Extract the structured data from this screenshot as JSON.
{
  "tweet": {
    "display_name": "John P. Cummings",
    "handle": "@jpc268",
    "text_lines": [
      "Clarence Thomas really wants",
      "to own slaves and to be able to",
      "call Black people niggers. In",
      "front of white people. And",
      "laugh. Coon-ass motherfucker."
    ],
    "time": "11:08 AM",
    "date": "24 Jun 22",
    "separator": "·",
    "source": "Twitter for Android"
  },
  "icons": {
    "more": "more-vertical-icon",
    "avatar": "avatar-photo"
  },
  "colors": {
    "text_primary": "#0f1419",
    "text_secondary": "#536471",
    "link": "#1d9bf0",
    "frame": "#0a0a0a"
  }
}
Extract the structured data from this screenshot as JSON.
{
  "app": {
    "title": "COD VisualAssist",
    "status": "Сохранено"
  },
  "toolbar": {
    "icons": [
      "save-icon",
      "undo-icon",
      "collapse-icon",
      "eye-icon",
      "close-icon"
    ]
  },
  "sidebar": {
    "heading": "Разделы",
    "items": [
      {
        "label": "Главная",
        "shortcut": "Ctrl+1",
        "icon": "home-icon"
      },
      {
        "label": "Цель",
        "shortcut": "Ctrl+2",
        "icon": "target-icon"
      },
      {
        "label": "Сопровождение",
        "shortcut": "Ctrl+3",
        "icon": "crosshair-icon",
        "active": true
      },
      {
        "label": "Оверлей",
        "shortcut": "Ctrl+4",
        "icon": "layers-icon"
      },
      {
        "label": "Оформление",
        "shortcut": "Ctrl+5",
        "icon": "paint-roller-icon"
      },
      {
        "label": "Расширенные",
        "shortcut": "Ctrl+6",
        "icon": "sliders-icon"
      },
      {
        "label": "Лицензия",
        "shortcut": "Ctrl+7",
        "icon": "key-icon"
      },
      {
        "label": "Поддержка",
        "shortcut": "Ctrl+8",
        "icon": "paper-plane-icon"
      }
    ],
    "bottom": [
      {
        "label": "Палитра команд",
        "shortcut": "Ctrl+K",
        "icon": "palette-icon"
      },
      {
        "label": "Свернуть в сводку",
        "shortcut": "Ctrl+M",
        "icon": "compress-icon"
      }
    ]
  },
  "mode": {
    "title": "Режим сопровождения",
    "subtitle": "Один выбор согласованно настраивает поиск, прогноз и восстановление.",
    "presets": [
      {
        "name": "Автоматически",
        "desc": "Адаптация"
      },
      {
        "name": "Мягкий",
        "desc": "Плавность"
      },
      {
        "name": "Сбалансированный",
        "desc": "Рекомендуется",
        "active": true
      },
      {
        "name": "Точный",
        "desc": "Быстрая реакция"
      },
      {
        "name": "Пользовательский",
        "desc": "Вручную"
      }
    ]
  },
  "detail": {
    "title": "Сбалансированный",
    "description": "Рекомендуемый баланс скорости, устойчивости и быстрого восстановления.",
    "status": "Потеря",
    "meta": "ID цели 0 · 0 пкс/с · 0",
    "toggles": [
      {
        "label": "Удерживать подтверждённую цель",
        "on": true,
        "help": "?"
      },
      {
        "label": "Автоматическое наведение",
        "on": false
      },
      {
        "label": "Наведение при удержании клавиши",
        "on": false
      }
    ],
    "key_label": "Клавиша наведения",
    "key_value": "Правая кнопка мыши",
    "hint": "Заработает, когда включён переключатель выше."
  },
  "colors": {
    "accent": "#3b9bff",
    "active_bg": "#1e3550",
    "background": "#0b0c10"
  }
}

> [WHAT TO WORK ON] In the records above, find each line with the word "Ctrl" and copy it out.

> [FINAL ANSWER]
        "shortcut": "Ctrl+1",
        "shortcut": "Ctrl+2",
        "shortcut": "Ctrl+3",
        "shortcut": "Ctrl+4",
        "shortcut": "Ctrl+5",
        "shortcut": "Ctrl+6",
        "shortcut": "Ctrl+7",
        "shortcut": "Ctrl+8",
        "shortcut": "Ctrl+K",
        "shortcut": "Ctrl+M",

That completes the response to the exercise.